The world will increasingly demand more chips as they become ubiquitous in everyday products (an electric car can have more than double the number of chips as a regular car). And the production of these products will also likely become more chip-intensive as industrial automation continues.

As well as goods, semiconductors are an increasingly large input into many of the services we consume. AI has the potential to supercharge that trend and will require many physical chips. It took 10,000 Nvidia GPUs to train the Chat-GPT model, for instance.

The main risk factor to the long-run outlook is geopolitics. Trade restrictions between the US (and its allies) and China threatens to fragment semiconductor supply chains.

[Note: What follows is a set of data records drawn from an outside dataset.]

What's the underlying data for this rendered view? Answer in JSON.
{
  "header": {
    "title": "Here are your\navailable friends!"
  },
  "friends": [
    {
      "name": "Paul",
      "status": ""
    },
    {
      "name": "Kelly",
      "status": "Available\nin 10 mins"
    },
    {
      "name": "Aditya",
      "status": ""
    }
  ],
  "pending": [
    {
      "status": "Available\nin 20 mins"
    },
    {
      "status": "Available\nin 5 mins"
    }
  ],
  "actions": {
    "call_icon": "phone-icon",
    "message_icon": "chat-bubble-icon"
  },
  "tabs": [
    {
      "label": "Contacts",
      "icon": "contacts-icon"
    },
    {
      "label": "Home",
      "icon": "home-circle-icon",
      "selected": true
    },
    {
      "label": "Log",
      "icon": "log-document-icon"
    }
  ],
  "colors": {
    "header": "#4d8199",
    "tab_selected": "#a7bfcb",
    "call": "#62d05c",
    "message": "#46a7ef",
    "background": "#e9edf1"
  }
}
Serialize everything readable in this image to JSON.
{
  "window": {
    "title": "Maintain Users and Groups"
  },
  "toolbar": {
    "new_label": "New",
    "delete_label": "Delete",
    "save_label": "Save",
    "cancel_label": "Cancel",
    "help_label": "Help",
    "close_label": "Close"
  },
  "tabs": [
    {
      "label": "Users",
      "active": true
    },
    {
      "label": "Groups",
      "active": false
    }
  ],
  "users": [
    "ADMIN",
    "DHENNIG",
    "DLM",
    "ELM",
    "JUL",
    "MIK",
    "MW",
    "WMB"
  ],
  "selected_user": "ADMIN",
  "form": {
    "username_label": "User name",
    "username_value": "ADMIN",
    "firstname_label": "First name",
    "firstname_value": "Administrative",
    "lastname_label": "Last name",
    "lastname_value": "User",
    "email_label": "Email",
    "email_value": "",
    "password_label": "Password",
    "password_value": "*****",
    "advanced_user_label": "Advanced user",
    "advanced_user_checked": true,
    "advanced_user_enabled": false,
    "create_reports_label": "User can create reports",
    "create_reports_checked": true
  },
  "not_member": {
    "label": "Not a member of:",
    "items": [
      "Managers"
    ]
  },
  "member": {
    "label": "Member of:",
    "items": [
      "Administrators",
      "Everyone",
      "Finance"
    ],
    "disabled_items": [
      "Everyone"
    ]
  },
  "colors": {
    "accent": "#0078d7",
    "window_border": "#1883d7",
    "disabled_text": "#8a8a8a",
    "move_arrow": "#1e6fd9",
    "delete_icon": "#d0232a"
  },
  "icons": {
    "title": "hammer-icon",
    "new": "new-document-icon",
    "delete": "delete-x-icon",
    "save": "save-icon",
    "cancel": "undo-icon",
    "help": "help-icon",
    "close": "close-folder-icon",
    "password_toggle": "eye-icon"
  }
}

The sustained exponential rise in chip processing power over the past was not just driven by technological advancement, but innovation in manufacturing and supply chain organisation. Therefore, the fragmentation of the chip industry could prove a substantial headwind to productivity growth.

A version of this article was first published on Oxford Economics and can be downloaded here.

Print Friendly, PDF & Email
Alex Holmes
Senior Economist at Oxford Economics

Alex Holmes is focused on the economies of South and Southeast Asia, including detailed country-level analysis as well as research into broader regional trends. Alex has several years of experience in macroeconomic research, with more than half of that time focused on Asia. Prior to Oxford Economics, he spent much of his career at Capital Economics, following stints at ICAP, Barclays Bank and the UK Government Economics Service.

You may also like